Henkel, J.R., Sigel, B.J., & Taylor, C.M. 2012. Large-Scale Impacts of the Deepwater Horizon Oil Spill: Can Local Disturbance Affect Distant Ecosystems through Migratory Shorebirds? BioScience, 62(7): 676-685.
Jurkiewicz, C.L. & Giacalone, R.A. 2014. Organizational Determinants of Ethical Dysfunctionality. Journal of Business Ethics, 136(1): 1-12.
Mendelssohn, I. et al. 2012. Oil Impacts on Coastal Wetlands: Implications for the Mississippi River Delta Ecosystem after the Deepwater Horizon Oil Spill. BioScience, 62(6): 562-574.
Miles, S. 2012. Stakeholders: essentially contested or just confused? Journal of Business Ethics, 285-298.
National Academy of Sciences. 2013, July 10. Assessing impacts of the Deep-water Horizon oil spill in the Gulf of Mexico. Accessed online http://www.sciencedaily.com/releases/2013/07/130710122004.htm. Viewed September 14, 2016.
Partlett, D. F., & Weaver, R. L. 2011. BP Oil Spill: Compensation, Agency Costs, and Restitution.

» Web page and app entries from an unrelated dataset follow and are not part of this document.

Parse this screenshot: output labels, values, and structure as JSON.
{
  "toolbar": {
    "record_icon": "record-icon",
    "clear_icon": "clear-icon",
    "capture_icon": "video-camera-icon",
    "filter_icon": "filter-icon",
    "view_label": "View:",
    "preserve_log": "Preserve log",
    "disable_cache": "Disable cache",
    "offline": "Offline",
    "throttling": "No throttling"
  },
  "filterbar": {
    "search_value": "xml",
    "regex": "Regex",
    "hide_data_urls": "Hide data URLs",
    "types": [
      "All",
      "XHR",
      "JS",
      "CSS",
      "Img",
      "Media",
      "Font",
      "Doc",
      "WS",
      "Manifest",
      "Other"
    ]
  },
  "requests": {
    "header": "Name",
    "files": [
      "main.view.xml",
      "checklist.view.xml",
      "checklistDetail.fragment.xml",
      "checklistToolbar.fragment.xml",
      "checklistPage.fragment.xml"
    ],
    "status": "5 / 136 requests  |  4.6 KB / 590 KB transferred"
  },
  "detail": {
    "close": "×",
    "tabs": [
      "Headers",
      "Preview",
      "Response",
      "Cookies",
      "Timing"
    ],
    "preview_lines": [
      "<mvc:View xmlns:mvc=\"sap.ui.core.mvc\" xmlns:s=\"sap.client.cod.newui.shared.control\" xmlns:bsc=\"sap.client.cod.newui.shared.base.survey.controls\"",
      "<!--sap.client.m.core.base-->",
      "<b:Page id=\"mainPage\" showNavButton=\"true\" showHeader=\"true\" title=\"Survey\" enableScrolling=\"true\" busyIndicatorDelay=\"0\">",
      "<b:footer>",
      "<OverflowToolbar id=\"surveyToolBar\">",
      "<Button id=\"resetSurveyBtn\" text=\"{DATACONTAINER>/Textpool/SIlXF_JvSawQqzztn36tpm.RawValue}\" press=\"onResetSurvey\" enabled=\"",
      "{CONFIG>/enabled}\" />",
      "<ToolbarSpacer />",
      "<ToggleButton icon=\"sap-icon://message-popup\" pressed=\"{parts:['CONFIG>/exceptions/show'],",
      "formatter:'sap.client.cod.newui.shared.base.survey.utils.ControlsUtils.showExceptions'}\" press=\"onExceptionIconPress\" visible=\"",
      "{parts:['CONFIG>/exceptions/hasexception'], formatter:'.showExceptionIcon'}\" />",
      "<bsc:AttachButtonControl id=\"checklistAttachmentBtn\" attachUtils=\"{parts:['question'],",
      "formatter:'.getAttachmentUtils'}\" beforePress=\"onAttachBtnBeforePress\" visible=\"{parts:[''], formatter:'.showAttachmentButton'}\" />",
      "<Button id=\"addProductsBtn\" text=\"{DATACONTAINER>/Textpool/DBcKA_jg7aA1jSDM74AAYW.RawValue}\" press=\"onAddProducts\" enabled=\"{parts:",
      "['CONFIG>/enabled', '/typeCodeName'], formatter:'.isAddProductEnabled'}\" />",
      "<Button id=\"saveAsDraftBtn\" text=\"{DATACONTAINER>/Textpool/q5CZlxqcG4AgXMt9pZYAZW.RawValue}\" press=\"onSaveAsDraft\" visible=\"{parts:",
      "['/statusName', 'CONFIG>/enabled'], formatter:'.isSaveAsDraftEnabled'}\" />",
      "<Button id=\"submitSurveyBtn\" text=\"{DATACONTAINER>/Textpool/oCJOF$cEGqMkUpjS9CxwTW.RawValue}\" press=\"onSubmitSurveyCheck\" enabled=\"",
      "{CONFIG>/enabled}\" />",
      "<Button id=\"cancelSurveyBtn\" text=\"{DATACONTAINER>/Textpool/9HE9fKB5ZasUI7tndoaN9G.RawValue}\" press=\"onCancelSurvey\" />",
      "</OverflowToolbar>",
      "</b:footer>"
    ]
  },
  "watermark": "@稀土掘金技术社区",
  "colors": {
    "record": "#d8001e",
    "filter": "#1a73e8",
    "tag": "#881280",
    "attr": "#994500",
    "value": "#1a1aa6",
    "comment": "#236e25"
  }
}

Washington and Lee Review, 1342-1355.
Peterson, S. et al. 2012. A Tale of Two Spills: Novel Science and Policy Implications of an Emerging New Oil Spill Model. BioScience, 62(5): 461-469.
Shrivastava, P. 1995. The role of corporations in achieving ecological sustainability. Academy of Management Review, 20: 936–960